When I went on my job hunt recently, I wanted to create a simple personal website to house a blog and list my contact information. I wanted a hosting solution that would cost me no money, and I wanted the source of my website to be open source.

After a bit of research online, I decided that the static website hosting service called Github Pages is the perfect tool for my needs. If you own a Github account and are familiar with the basics of version control, then you are ready to setup a static website with Github Pages just like i did. Here’s how I would recommend going about it:

Create the repository

The repository for this static website is what Github calls a “User Pages site”, as documented here. The first step is creating a new github repository named $GITHUB_USER.github.io. So in my case that’s evangoad.github.io. Visit github.com/new to create a new repository.

Image of me creating evangoad.github.io repository

As you can see, I have already created this repository. I don’t recommend making this repository private since the static site’s contents are going to be publicly available anyway. Making your personal static website an open source project allows it to be versioned and hosted for free on github pages, which is the most appealing aspect to me.

Test your deployed site

Yes, by simply having a repository with this name Github Pages kicks into to gear and reserves the $GITHUB_USER.github.io subdomain for you. Create a file called index.html in the root of your project:

<!-- index.html -->
<h1>Hello World</h1>

Commit that to the master branch, and then wait a little while for github to finish building your webite. Visit your unique github.io subdomain and see your html deployed.

If you followed along with this blog, then pat yourself on the back!

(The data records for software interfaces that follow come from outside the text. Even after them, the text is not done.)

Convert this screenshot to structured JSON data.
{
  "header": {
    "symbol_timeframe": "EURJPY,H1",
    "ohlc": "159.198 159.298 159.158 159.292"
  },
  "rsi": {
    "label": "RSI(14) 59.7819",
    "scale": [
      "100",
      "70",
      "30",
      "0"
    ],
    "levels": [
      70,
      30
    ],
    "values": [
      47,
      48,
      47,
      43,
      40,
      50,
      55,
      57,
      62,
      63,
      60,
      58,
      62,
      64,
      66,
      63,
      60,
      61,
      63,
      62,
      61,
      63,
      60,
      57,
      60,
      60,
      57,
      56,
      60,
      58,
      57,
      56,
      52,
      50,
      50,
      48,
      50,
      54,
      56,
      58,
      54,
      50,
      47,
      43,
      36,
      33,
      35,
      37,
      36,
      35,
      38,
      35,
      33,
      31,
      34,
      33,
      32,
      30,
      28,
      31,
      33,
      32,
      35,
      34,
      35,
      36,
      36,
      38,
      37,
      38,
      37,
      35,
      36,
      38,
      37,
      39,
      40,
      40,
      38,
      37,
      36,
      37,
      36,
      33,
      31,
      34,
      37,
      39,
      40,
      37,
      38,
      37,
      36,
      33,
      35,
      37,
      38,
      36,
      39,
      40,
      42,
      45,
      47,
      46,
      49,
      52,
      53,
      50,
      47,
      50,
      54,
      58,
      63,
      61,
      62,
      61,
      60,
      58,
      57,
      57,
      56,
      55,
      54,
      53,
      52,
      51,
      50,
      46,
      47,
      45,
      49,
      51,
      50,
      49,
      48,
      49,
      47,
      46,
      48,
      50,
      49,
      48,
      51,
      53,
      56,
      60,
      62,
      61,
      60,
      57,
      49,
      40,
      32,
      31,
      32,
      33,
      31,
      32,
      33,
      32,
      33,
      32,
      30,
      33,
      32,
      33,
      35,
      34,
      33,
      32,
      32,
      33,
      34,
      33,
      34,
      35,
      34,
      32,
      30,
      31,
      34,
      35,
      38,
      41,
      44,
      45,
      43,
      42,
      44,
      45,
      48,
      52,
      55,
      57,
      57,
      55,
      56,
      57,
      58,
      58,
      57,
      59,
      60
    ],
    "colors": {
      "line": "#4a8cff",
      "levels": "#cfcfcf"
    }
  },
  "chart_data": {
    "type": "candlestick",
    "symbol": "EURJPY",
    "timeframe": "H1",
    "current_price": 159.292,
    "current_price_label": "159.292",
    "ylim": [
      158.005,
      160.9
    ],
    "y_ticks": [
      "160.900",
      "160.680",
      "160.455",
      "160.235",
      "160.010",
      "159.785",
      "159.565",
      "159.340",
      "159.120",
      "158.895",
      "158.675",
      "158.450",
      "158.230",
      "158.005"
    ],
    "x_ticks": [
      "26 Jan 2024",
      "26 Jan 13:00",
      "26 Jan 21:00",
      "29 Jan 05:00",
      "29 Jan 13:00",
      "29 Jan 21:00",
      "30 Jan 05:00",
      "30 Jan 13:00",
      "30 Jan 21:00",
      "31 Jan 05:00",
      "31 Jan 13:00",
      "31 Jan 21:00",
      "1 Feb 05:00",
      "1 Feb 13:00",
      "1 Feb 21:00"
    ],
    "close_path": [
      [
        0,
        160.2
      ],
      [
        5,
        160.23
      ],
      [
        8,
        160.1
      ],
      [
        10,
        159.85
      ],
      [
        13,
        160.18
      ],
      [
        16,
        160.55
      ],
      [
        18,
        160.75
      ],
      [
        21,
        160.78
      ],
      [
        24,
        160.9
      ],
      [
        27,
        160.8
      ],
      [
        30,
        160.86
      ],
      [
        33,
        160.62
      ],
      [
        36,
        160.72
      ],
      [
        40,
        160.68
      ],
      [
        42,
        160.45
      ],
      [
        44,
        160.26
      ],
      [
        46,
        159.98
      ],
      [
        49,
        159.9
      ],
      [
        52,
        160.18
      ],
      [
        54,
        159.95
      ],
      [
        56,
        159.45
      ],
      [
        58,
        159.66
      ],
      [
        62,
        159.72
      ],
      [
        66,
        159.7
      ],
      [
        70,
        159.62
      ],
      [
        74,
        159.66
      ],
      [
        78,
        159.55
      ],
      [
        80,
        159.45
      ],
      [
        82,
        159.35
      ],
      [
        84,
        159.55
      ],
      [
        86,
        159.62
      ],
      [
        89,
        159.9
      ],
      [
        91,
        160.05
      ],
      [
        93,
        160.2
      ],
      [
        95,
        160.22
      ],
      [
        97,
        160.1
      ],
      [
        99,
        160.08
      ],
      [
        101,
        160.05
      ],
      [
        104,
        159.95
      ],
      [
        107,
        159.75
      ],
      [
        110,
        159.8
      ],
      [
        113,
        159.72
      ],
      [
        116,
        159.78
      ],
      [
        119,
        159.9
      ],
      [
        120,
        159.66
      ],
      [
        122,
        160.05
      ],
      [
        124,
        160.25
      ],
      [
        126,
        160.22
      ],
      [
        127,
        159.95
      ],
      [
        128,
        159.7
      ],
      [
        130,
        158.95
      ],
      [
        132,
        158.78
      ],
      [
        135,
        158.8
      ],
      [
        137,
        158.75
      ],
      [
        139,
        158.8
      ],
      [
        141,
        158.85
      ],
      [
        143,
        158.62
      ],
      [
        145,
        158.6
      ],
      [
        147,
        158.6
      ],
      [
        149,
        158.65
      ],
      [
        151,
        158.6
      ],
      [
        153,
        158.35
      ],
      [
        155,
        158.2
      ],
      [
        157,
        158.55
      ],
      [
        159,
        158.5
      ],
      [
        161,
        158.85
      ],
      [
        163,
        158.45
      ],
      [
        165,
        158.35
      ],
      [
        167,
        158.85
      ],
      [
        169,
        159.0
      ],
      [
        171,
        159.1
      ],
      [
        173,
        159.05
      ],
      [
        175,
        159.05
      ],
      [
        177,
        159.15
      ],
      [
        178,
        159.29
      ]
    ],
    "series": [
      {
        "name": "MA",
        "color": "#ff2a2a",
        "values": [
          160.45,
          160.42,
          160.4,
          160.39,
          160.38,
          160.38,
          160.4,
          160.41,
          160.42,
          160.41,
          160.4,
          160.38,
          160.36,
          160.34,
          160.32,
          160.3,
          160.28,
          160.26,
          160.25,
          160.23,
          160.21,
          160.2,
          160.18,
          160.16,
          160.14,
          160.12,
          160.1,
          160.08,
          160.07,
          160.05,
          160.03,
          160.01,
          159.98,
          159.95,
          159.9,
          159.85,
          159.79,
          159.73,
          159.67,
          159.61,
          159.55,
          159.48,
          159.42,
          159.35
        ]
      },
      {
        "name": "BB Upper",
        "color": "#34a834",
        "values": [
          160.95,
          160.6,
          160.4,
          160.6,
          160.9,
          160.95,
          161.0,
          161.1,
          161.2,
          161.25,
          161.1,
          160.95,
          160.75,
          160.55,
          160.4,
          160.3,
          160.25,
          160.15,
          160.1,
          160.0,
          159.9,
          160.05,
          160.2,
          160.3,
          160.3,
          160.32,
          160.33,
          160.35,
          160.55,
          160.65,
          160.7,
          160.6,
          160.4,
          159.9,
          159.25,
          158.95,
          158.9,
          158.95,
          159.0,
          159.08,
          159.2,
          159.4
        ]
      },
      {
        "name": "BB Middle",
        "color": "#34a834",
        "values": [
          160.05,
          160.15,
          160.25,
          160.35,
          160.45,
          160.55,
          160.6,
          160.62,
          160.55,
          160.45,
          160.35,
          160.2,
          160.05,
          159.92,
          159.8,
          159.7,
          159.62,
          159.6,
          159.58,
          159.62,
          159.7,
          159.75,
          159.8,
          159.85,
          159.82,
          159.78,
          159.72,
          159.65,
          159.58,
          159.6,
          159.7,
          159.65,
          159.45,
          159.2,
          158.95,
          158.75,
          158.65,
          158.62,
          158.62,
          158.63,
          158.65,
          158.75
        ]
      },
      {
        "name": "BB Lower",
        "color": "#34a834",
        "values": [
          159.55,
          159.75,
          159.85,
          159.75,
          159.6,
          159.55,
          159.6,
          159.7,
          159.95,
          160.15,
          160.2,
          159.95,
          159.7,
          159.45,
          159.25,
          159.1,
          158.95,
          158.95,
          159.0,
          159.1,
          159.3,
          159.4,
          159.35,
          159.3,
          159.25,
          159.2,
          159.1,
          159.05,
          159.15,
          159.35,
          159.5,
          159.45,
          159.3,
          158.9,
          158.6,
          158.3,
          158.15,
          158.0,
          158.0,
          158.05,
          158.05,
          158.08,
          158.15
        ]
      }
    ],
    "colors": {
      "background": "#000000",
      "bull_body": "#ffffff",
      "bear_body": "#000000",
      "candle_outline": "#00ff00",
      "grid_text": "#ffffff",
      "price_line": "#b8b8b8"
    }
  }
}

You’ve taken a first important step to having your own public blog hosted for free. If you’re just looking for free hosting of public html content, then feel free to start adding other html pages, css, and the works. However, there is another advantage to using Github Pages that I haven’t mentioned yet. Look forward to that in part 2!